First install the setroubleshoot-server package with ‘yum’.
[[email protected] ~]# yum install setroubleshoot-server -y
With this package we get the ‘sealert’ command, which will help us uncover any problems along with display recommended ways of fixing the problem.
In this example I have created an index.html file in the /root directory, and then moved it to /var/www/html for Apache to serve out.
[[email protected] ~]# vim index.html [[email protected] ~]# mv index.html /var/www/html/
However when I try to view the index file in Firefox, the index.html page content does not display and I get the below error in the /var/log/messages file.
Aug 28 00:15:51 localhost setroubleshoot: SELinux is preventing /usr/sbin/httpd from getattr access on the file /var/www/html/index.html. For complete SELinux messages. run sealert -l 284cb2c9-1c2e-4708-a48d-415123f558aa Aug 28 00:15:51 localhost python: SELinux is preventing /usr/sbin/httpd from getattr access on the file /var/www/html/index.html.#012#012***** Plugin restorecon (99.5 confidence) suggests ************************#012#012If you want to fix the label. #012/var/www/html/index.html default label should be httpd_sys_content_t.#012Then you can run restorecon.#012Do#012# /sbin/restorecon -v /var/www/html/index.html#012#012***** Plugin catchall (1.49 confidence) suggests **************************#012#012If you believe that httpd should be allowed getattr access on the index.html file by default.#012Then you should report this as a bug.#012You can generate a local policy module to allow this access.#012Do#012allow this access for now by executing:#012# grep httpd /var/log/audit/audit.log | audit2allow -M mypol#012# semodule -i mypol.pp#012
This is essentially saying that Apache is not able to access the index.html file as it has the incorrect SELinux context. The SELinux context of the file is shown below with the -Z option from ‘ls’.
[[email protected] ~]# ls -laZ /var/www/html/ drwxr-xr-x. root root system_u:object_r:httpd_sys_content_t:s0 . drwxr-xr-x. root root system_u:object_r:httpd_sys_content_t:s0 .. -rw-r--r--. root root unconfined_u:object_r:admin_home_t:s0 index.html
As this file was created in the /root directory, it has the SELinux context of ‘admin_home_t’ and by default Apache will only serve files with a context of ‘httpd_sys_content_t’. The logs suggest that this can be fixed by running the restorecon command, which will fix the SELinux context of the file, and sure enough it does and the page now loads correctly.

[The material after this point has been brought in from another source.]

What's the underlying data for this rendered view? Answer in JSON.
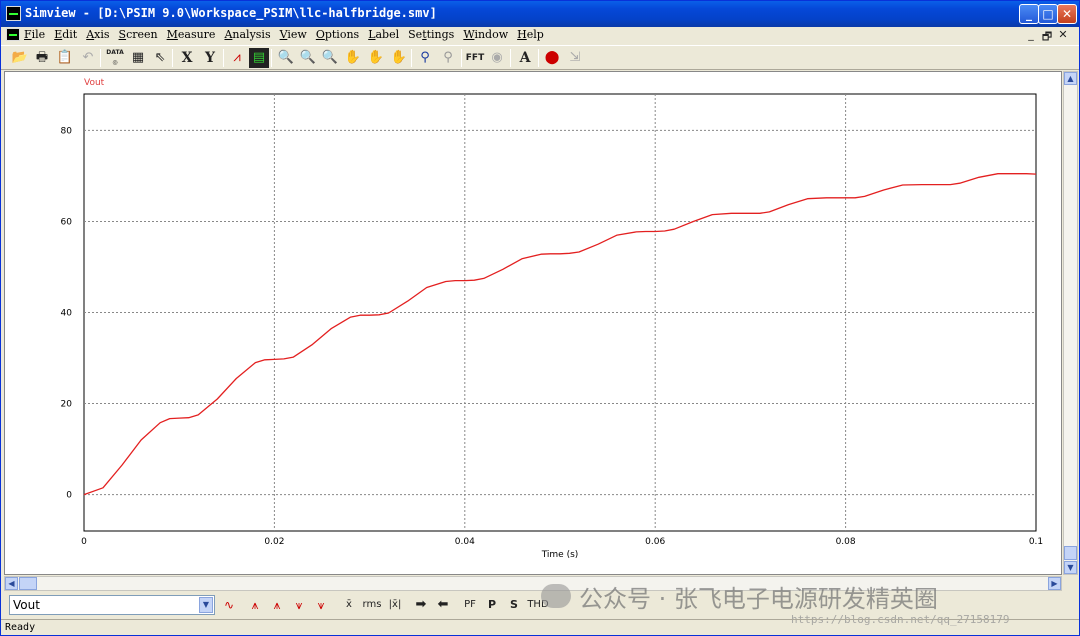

[roo[email protected] ~]# restorecon -v /var/www/html/index.html restorecon reset /var/www/html/index.html context unconfined_u:object_r:admin_home_t:s0->unconfined_u:object_r:httpd_sys_content_t:s0
Further information is also logged to the /var/log/audit/audit.log file, however the content is not very human readable. This is where the ‘sealert’ command comes into help.
[[email protected] ~]# sealert -a /var/log/audit/audit.log -------------------------------------------------------------------------------- SELinux is preventing /usr/sbin/httpd from getattr access on the file /var/www/html/index.html. ***** Plugin restorecon (99.5 confidence) suggests ************************ If you want to fix the label. /var/www/html/index.html default label should be httpd_sys_content_t. Then you can run restorecon. Do # /sbin/restorecon -v /var/www/html/index.html
The -a will display all alerts, however it can also be used to view specific codes that may be provided in the /var/log/messages file. Again the recommendation here provides an exact command to run to fix the problem, easy! Hopefully you can start to see that with these techniques there’s usually no real reason to disable SELinux.
As shown it’s pretty easy to change between SELinux modes either persistently or at run time only.
Rather than disabling SELinux, it is always recommended to leave it running in enforcing mode and fix any standalone issues rather than compromising the security of the entire system. This is fairly simple to do with the ‘sealert’ command which comes from the setroubleshoot-server package.